§ Task instructions: Go line by line through the listing below and copy those that hold "data".

§ Information given:
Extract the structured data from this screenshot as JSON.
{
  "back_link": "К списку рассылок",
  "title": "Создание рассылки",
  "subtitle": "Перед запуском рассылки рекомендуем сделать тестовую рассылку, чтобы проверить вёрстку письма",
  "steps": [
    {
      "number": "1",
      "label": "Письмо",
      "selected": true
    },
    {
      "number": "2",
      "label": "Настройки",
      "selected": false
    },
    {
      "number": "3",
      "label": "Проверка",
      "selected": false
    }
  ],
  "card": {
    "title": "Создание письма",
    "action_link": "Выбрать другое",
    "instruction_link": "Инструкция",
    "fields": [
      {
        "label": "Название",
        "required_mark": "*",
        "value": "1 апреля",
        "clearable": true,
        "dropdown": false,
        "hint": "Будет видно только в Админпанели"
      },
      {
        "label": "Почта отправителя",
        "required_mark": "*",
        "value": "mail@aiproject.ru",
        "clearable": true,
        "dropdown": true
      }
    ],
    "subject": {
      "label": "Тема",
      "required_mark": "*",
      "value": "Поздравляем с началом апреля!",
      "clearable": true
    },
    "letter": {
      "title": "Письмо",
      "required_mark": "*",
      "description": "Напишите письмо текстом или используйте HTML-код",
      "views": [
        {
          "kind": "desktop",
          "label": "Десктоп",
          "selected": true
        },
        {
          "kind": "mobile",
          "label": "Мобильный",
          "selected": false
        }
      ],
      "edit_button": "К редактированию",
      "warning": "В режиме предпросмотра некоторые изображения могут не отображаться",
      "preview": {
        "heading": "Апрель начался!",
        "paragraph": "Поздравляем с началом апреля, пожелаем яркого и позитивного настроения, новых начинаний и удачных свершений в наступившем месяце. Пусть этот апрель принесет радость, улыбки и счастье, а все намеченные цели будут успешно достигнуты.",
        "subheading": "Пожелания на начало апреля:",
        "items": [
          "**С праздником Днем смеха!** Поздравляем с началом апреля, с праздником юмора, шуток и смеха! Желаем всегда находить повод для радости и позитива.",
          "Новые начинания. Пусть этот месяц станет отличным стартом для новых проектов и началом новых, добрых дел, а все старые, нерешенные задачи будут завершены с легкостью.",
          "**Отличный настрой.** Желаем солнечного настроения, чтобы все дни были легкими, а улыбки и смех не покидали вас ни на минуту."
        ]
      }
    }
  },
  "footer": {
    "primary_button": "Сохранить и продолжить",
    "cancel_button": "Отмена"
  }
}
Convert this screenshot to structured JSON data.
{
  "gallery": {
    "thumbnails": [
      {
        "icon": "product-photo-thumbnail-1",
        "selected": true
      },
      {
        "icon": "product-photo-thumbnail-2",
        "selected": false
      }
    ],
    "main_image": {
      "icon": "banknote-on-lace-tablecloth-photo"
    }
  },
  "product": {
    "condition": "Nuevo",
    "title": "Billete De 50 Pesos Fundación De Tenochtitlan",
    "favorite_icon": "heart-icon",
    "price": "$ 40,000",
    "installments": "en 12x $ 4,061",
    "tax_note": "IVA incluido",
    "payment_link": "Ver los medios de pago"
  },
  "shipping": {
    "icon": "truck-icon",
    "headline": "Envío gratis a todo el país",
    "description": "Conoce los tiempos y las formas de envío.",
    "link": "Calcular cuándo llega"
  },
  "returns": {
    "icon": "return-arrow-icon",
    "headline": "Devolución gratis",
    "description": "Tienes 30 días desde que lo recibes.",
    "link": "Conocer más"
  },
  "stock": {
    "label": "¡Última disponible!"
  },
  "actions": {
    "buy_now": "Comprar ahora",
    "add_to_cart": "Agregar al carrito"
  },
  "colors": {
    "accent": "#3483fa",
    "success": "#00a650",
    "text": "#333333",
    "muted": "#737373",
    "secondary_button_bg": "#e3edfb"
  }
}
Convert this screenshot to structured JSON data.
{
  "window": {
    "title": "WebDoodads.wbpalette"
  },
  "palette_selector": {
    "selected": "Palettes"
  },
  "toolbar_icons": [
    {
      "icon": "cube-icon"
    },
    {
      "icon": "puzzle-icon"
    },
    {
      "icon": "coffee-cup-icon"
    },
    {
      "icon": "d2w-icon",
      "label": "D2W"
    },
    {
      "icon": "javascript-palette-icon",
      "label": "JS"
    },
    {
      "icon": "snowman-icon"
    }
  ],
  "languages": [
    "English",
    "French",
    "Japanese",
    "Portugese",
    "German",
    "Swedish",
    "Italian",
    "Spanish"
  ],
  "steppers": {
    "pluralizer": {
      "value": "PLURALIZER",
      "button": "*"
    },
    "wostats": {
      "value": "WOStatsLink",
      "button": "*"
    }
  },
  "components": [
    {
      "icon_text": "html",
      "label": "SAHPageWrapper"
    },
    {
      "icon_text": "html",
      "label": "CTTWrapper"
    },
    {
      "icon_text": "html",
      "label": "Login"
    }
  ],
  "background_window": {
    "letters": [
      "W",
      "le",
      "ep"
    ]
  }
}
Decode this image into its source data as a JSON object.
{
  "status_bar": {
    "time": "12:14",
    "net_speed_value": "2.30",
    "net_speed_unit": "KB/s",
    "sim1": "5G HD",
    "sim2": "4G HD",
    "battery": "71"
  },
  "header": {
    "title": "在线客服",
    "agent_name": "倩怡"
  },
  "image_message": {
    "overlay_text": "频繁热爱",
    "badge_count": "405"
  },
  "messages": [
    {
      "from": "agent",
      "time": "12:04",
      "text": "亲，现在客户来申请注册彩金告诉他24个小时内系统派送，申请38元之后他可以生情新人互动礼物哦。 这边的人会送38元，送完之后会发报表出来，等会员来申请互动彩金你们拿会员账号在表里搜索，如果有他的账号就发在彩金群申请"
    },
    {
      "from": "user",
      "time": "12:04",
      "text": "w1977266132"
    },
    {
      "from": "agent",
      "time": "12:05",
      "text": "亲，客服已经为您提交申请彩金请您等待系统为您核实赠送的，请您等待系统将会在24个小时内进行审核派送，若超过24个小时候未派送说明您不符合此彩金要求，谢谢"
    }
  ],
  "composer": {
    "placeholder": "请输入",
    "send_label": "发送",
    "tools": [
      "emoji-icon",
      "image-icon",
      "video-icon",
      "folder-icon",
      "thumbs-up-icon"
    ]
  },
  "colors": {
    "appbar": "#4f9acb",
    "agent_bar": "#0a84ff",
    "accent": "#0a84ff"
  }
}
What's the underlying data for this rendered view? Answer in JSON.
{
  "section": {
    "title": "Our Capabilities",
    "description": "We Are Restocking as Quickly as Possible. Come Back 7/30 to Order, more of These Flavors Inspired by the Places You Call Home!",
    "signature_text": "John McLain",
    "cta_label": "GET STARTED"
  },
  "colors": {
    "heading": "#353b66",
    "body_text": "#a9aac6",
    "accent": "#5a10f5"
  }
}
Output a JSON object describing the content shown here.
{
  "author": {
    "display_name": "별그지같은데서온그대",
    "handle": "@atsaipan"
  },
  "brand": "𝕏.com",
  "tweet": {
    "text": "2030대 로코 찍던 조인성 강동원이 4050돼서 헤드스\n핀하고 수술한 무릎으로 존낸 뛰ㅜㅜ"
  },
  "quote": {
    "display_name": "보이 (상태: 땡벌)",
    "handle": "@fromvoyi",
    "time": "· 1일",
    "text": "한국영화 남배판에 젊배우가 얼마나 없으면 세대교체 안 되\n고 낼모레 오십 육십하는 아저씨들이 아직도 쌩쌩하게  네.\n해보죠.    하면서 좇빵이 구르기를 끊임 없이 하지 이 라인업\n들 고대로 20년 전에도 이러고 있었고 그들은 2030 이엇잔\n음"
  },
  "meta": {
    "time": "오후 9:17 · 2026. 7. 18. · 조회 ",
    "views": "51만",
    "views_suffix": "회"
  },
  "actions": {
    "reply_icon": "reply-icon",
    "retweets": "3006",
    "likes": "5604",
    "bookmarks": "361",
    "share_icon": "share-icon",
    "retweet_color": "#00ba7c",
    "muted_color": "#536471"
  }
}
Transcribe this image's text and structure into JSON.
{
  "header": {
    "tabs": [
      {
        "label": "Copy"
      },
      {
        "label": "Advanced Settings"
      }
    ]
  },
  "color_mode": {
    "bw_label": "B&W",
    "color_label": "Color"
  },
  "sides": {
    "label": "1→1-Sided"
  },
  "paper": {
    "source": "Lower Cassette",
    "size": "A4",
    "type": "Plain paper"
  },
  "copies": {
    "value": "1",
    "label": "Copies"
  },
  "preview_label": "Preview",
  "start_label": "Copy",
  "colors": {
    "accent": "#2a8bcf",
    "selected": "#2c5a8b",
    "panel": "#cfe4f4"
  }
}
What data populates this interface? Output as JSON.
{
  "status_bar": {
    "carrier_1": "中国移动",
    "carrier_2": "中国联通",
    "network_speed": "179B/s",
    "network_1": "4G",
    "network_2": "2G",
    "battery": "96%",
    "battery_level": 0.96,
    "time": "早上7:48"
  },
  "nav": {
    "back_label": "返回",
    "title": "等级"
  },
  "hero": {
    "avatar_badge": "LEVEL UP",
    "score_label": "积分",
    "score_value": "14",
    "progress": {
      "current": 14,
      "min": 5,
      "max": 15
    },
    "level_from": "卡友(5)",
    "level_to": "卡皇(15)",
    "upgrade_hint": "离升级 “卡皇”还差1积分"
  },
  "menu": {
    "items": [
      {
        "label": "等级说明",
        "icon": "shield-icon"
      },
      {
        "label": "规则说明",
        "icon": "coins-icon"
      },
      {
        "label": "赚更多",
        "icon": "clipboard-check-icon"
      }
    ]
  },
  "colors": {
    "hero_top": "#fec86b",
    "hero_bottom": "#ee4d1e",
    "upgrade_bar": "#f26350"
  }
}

§ Answer box:
Extract the structured data from this screenshot as JSON.
Convert this screenshot to structured JSON data.
Convert this screenshot to structured JSON data.
Decode this image into its source data as a JSON object.
What's the underlying data for this rendered view? Answer in JSON.
What data populates this interface? Output as JSON.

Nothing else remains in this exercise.